These should provide you with a great start exploring a wide array of problems in the world.
The funny part about going to startup events, especially at Demo Days, is you see how easy it is to be blindly confident in 10 slides or less. And this is not intended to be mean. We all do it and it takes real courage to expose yourself like that.
I think it just goes to show that too many of us have been enchanted by the promises of fame and riches the startup world’s stories tell us. But those are stories of one in a hundred million.
I think being honest with yourself and taking the time to go through the process guided by curiosity and play will put you in a much better mental place.
As a startup is an organization formed to search for a repeatable and scalable business model, you now have to look at the most frequent problems you identified and start looking at existing solutions.
This is a crucial step. Not taking the time to do this properly will put you on the path to disappointment when you realize (and you will, eventually) that what you thought about is already a multimillion-dollar business.
Most of the ideas I think about I find other businesses doing them for years. Those I don’t find other businesses doing them usually mean there’s no real market need (no, I don’t think I’m a genius for being the first one to ever thinking about that idea).
There’s a sweet spot.

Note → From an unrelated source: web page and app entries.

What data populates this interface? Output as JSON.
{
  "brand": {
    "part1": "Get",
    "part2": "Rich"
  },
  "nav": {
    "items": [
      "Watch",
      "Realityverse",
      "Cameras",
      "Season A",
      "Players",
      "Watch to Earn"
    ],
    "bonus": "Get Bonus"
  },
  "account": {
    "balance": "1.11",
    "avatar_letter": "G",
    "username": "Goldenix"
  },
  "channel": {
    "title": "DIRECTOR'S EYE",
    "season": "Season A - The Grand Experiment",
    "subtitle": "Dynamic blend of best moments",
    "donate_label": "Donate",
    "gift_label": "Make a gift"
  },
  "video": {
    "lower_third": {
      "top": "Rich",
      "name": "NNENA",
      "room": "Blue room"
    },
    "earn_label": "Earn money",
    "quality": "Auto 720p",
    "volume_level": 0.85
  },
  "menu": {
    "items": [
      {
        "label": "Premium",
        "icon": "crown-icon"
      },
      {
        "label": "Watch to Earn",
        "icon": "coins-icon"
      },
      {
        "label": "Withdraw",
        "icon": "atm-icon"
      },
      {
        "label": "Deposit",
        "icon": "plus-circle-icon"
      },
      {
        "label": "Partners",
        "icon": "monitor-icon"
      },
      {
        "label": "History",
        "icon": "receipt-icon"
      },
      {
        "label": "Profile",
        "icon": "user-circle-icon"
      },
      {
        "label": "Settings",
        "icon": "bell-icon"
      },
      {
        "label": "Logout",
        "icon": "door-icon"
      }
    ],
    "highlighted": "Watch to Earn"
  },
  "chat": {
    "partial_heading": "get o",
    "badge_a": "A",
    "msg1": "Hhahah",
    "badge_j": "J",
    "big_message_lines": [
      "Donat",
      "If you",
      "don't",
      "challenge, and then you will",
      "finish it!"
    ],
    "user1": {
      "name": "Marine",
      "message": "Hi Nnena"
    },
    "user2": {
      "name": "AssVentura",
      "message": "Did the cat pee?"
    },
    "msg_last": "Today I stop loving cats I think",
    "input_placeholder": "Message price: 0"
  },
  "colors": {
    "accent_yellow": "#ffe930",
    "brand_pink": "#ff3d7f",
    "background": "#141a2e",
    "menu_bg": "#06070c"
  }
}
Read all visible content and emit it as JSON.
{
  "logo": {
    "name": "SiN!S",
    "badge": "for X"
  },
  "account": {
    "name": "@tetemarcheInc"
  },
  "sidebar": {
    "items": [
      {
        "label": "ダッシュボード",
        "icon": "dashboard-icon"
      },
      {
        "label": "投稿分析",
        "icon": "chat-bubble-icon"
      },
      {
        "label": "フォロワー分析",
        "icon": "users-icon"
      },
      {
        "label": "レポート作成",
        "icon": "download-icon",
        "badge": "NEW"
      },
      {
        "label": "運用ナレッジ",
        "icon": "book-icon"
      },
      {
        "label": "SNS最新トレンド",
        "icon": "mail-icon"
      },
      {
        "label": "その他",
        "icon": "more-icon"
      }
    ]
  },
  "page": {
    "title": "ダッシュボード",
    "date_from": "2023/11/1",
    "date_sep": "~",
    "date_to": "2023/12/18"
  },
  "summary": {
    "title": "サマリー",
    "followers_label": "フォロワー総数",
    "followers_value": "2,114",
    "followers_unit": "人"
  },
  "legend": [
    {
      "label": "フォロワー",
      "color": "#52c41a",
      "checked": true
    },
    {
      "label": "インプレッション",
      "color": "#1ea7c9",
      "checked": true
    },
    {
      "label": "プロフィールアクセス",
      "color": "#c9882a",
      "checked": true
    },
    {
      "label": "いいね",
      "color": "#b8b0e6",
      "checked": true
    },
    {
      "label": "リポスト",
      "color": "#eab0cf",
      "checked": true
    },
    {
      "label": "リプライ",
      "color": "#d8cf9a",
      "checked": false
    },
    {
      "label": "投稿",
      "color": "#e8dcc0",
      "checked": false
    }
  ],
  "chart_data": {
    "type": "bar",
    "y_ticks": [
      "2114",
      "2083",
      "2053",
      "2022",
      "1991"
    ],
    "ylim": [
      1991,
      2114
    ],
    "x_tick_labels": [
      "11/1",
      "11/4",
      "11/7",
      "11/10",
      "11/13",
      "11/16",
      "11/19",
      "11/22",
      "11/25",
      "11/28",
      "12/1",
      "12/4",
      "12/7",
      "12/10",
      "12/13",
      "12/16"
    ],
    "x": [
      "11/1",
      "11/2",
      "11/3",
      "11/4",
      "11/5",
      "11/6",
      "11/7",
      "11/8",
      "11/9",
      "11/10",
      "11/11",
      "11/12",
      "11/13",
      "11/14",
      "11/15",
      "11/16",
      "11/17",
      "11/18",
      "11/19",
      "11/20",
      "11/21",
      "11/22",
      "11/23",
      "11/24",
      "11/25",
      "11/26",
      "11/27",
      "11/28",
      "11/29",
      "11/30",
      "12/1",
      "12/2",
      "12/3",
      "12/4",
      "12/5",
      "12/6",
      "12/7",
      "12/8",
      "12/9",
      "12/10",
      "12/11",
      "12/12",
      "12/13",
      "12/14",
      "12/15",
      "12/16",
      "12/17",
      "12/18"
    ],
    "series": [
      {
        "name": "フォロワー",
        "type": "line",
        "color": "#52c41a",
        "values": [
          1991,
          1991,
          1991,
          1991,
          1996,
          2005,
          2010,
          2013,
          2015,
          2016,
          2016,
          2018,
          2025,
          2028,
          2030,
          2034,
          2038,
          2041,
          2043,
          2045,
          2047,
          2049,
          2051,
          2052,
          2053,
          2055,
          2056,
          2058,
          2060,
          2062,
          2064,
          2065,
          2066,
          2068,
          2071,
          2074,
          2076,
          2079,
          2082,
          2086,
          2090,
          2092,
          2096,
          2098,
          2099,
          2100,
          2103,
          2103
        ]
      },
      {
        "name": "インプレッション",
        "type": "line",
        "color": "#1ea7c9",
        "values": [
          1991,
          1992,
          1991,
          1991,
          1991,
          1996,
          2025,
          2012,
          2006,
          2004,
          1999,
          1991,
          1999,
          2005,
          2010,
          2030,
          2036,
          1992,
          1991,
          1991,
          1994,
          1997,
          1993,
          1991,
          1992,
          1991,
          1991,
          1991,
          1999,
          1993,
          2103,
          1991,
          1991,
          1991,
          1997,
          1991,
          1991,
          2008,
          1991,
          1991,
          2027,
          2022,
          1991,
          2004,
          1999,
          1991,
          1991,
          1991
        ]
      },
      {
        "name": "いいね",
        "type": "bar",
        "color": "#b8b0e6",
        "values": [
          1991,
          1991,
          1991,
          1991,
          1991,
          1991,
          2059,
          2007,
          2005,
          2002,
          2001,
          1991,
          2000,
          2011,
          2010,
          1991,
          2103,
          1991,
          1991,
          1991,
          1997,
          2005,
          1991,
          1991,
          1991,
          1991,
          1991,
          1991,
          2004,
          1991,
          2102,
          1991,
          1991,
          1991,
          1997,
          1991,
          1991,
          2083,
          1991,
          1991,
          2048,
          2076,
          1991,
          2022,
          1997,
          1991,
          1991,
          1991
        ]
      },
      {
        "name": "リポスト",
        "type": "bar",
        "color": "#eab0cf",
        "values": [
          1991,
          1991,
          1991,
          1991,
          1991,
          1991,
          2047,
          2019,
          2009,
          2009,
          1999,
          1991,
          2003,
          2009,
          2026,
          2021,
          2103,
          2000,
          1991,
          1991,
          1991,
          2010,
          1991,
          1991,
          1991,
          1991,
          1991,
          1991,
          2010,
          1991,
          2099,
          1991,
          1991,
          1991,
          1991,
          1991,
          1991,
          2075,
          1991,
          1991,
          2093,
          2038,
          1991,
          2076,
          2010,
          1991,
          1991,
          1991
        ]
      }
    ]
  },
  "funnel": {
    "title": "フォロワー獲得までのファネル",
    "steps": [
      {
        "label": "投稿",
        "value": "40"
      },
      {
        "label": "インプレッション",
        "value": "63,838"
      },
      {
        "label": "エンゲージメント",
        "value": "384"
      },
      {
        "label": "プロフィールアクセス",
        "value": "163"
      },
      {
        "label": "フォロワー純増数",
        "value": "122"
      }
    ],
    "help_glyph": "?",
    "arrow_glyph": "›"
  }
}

That’s what I’m looking to find. That sweet spot can be described simply as having low competition and high opportunity.
How do you know if that’s the case for your idea? Well, if you’re looking for certainty, there is none. But, there are some tricks.
Search for all your competitors and add them to a spreadsheet. Add some context information for each, like: number of employees, revenue, series raised, pricing, etc.
The more contextual information you add, the harder it is to process the data but you get a clearer picture of the market.
Most of the in-depth reports cost hundreds or thousands of dollars but some have some key information in their abstract. Some of that in-depth information has been used by other companies to write articles on their blog – take the time to understand what research companies say about your market. Does it grow quickly, is it stagnant, or it’s heavily affected by global pandemics. You should find strong indicators from multiple sources that say your market is growing (the more the better). This means you’ll have plenty of room to grow among competitors.
Most people skip this. Don’t be that person. You only really need to talk to about 10-15 people to get a better understanding of how things work and if there are things you should be careful about. Try not to talk about your idea in the first half of your discussion. Ask questions about their market, job, and products they use currently. You can present your idea if you want, just know people are nice and will most likely not tell you if your idea sucks. They’ll just politely encourage you.
And that’s pretty much it, to get you started.
One last thing. Nobody will steal your idea. Most people have a lot on their plate already. The chances someone will drop everything and build a startup that steals your idea is ridiculously low. Even if does happen, it won’t be the same idea after 2-3 iterations. So just be open to feedback and look for signals not noises in the market.
At Qubiz we love helping our clients build products and solutions that solve real-world problems. If you are looking for a great team to help you develop your startup, we would love to talk. Send out a LinkedIn connection request to Bogdan to keep in touch.